Exercise brief:
Using the entries that follow, count the lines containing the word "Report" and give that number by itself.

Source records:
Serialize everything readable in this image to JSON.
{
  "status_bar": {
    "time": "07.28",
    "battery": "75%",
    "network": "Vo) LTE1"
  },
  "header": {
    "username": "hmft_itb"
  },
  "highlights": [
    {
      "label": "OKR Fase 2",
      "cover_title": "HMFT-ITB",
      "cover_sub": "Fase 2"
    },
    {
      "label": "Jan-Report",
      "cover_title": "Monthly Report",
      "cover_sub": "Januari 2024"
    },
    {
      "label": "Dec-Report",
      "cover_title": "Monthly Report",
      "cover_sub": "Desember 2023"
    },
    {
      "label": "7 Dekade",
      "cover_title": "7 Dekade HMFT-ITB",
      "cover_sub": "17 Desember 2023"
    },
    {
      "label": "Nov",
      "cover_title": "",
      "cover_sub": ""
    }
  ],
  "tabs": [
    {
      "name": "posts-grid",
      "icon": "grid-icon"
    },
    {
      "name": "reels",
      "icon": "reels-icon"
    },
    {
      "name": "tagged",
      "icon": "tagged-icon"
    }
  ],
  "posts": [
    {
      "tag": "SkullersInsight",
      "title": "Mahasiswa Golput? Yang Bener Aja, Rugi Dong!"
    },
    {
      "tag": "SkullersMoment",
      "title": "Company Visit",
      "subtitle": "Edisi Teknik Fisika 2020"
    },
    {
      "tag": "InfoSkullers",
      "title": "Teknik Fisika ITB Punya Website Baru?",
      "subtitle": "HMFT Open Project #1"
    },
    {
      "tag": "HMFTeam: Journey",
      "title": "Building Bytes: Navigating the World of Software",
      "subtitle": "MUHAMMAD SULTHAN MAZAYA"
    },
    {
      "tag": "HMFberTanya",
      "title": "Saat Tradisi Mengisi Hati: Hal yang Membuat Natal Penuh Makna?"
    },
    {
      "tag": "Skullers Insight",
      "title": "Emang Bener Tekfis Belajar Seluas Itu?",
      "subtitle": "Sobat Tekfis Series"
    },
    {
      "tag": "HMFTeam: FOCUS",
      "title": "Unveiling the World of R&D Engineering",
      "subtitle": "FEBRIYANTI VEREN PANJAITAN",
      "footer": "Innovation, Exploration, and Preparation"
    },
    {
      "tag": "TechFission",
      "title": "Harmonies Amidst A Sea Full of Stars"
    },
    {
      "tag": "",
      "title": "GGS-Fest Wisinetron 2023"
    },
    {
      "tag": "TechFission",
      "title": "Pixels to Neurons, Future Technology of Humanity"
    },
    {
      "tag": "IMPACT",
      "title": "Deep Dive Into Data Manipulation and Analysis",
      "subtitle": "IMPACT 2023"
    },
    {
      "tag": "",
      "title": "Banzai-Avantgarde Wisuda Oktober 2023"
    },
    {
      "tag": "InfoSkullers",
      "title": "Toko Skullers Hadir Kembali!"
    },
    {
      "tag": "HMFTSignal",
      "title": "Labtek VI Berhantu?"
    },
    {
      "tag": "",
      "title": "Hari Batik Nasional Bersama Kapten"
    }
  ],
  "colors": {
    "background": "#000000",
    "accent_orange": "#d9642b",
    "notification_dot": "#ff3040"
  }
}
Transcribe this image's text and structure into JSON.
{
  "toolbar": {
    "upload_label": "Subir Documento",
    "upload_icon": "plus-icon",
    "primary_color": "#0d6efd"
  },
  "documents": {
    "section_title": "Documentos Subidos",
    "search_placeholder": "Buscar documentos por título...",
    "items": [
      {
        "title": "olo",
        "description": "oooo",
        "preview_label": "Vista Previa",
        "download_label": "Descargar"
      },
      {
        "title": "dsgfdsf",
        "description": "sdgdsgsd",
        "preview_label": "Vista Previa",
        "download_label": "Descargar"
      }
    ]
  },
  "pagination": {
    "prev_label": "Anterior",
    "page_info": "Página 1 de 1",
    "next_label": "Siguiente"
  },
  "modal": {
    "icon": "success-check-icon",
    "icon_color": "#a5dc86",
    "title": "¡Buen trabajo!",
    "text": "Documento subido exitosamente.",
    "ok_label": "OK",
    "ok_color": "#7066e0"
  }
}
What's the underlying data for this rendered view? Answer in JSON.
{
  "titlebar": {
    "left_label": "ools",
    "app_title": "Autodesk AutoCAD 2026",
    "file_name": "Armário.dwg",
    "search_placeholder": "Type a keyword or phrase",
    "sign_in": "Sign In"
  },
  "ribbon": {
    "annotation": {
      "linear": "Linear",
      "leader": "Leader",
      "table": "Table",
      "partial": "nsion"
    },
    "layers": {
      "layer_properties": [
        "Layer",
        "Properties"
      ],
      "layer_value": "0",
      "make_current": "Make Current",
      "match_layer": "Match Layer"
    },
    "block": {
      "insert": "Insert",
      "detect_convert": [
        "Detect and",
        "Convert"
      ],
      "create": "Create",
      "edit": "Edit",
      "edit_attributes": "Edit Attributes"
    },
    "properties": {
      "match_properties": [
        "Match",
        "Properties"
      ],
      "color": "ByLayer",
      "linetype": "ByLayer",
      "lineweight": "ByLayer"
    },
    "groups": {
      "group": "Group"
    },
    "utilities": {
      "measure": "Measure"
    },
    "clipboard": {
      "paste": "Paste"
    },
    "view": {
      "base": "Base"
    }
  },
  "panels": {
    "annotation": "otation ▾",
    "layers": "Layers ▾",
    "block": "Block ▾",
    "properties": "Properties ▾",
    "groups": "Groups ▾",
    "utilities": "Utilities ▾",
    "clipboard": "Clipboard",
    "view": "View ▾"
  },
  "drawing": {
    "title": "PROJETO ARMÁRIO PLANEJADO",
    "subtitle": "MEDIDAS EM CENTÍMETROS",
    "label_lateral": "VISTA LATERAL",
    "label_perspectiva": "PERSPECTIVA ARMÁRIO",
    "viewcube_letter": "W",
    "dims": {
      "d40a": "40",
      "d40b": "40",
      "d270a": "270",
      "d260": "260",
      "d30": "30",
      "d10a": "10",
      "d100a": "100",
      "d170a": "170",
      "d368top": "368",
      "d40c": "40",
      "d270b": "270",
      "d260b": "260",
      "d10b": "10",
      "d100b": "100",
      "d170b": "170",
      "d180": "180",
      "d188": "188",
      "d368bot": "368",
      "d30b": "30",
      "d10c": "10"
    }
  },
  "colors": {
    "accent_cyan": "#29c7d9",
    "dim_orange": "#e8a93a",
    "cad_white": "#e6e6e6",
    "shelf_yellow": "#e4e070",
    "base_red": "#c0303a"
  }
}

Expected answer:
4